Well-crafted social media efforts, on the other hand, have a much greater potential to make a great story go viral in a very short period of time, and the overall story tends to have a longer tail. I don’t have the research handy, but the results of a typic dating site press release don’t hold a candle to the amount of attention OKCupid has been able to accomplish with fantastic blog posts.

The entire dating industry is based on acquiring any and all cheap traffic online and off. I on the other hand, am more attuned to branding, messaging and “beyond the banner” trends like social media. Can I just say that I hate the term social media? It’s really just another form of marketing, albeit newer and more exciting than buying banner ads, which is why so many people flock to it.

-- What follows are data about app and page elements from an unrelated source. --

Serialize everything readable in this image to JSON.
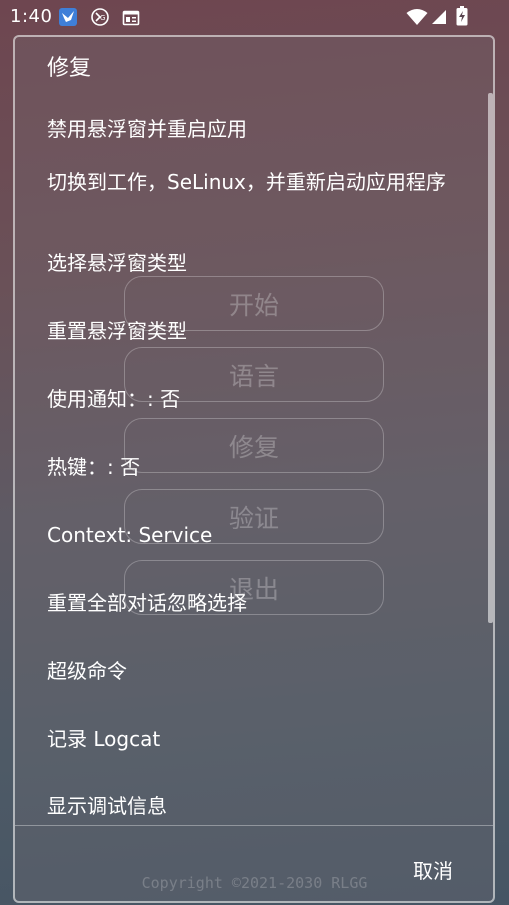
{
  "status_bar": {
    "time": "1:40",
    "icons": [
      "bird-app-icon",
      "gg-app-icon",
      "news-icon",
      "wifi-icon",
      "cell-signal-icon",
      "battery-charging-icon"
    ]
  },
  "background": {
    "buttons": [
      {
        "label": "开始"
      },
      {
        "label": "语言"
      },
      {
        "label": "修复"
      },
      {
        "label": "验证"
      },
      {
        "label": "退出"
      }
    ],
    "copyright": "Copyright ©2021-2030 RLGG"
  },
  "dialog": {
    "title": "修复",
    "items": [
      {
        "label": "禁用悬浮窗并重启应用"
      },
      {
        "label": "切换到工作，SeLinux，并重新启动应用程序"
      },
      {
        "label": "选择悬浮窗类型"
      },
      {
        "label": "重置悬浮窗类型"
      },
      {
        "label": "使用通知：: 否"
      },
      {
        "label": "热键：: 否"
      },
      {
        "label": "Context: Service"
      },
      {
        "label": "重置全部对话忽略选择"
      },
      {
        "label": "超级命令"
      },
      {
        "label": "记录 Logcat"
      },
      {
        "label": "显示调试信息"
      }
    ],
    "cancel_label": "取消"
  }
}
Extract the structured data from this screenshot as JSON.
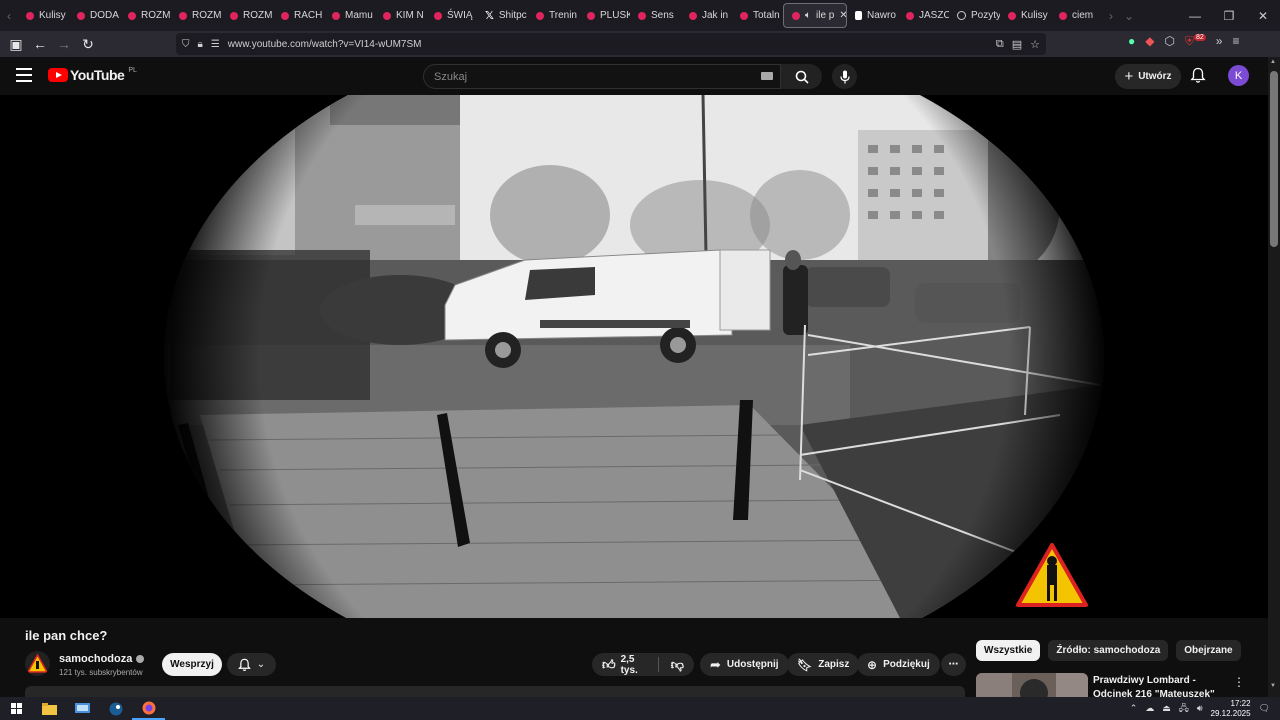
{
  "browser": {
    "tabs": [
      {
        "label": "Kulisy",
        "icon": "youtube-icon"
      },
      {
        "label": "DODA",
        "icon": "youtube-icon"
      },
      {
        "label": "ROZM",
        "icon": "youtube-icon"
      },
      {
        "label": "ROZM",
        "icon": "youtube-icon"
      },
      {
        "label": "ROZM",
        "icon": "youtube-icon"
      },
      {
        "label": "RACH",
        "icon": "youtube-icon"
      },
      {
        "label": "Mamu",
        "icon": "youtube-icon"
      },
      {
        "label": "KIM N",
        "icon": "youtube-icon"
      },
      {
        "label": "ŚWIĄ",
        "icon": "youtube-icon"
      },
      {
        "label": "Shitpc",
        "icon": "x-icon"
      },
      {
        "label": "Trenin",
        "icon": "youtube-icon"
      },
      {
        "label": "PLUSK",
        "icon": "youtube-icon"
      },
      {
        "label": "Sens ",
        "icon": "youtube-icon"
      },
      {
        "label": "Jak in",
        "icon": "youtube-icon"
      },
      {
        "label": "Totaln",
        "icon": "youtube-icon"
      },
      {
        "label": "ile p",
        "icon": "youtube-icon",
        "active": true
      },
      {
        "label": "Nawro",
        "icon": "tiktok-icon"
      },
      {
        "label": "JASZC",
        "icon": "youtube-icon"
      },
      {
        "label": "Pozyty",
        "icon": "play-icon"
      },
      {
        "label": "Kulisy",
        "icon": "youtube-icon"
      },
      {
        "label": "ciem",
        "icon": "youtube-icon"
      }
    ],
    "url": "www.youtube.com/watch?v=VI14-wUM7SM",
    "extension_badge": "82"
  },
  "youtube": {
    "logo_text": "YouTube",
    "country_code": "PL",
    "search_placeholder": "Szukaj",
    "create_label": "Utwórz",
    "avatar_letter": "K",
    "brand_color": "#ff0000"
  },
  "video": {
    "title": "ile pan chce?",
    "channel_name": "samochodoza",
    "subscribers": "121 tys. subskrybentów",
    "join_label": "Wesprzyj",
    "likes": "2,5 tys.",
    "share_label": "Udostępnij",
    "save_label": "Zapisz",
    "thanks_label": "Podziękuj"
  },
  "sidebar": {
    "chips": [
      "Wszystkie",
      "Źródło: samochodoza",
      "Obejrzane"
    ],
    "rec_title": "Prawdziwy Lombard - Odcinek 216 \"Mateuszek\""
  },
  "taskbar": {
    "time": "17:22",
    "date": "29.12.2025"
  }
}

By publicly releasing such potentially-incendiary research, OKCupid has become dangerous. As the second largest free dating site (please correct me on this if I’m wrong), they are leveraging their ability to speak freely about their site in a way that other sites cannot, or will not reciprocate. The long-term effects of these efforts are not clear, but in the grand scheme of things, it’s all good to me.

Now there is an expectation that OKCupid will continue to deliver the goods. Unlike a press release, which unfortunately sounds like SHOUTING, OKCupid is telling a story, and we can’t wait to hear the next chapter. Nobody eagerly anticipates the next press release from a dating site.

I’ve been asking the dating industry to be more transparent and share their research for many years, and OKCupid is the first company to really take advantage of the wealth of information they have at their fingertips and turned it into a marketing machine.

Granted, the OKCupid team is way ahead of most dating sites in terms of the ability to do this sort of research, and they are much more forward-thinking than most, which gives them an unfair advantage from the start. I eagerly await other dating sites to start publishing their research as well. It’s too bad Match and eHarmony can’t/won’t do this, but there are other sites which are primed to publish.

Traditional dating site press releases are an ineffectual use of marketing resources much of the time. There are too many other channels available which carry more weight and potential upside. For example, having your site re-tweeted by a few big dating blogs could garner more attention than sending out a press release to thousands of people who probably aren’t going to write about you. It’s all about the story you are trying to tell and the action you want your readers to take. Signing up for a dating site is but one action worth considering, there are many others, like leading readers to your blog, which act as a lead-up to a confirmed subscriber.

If you want to talk about creating a social media marketing campaign for your dating site, contact me.

Disclaimer: I sometimes use the OKCupid office to park my stuff when I’m in New York.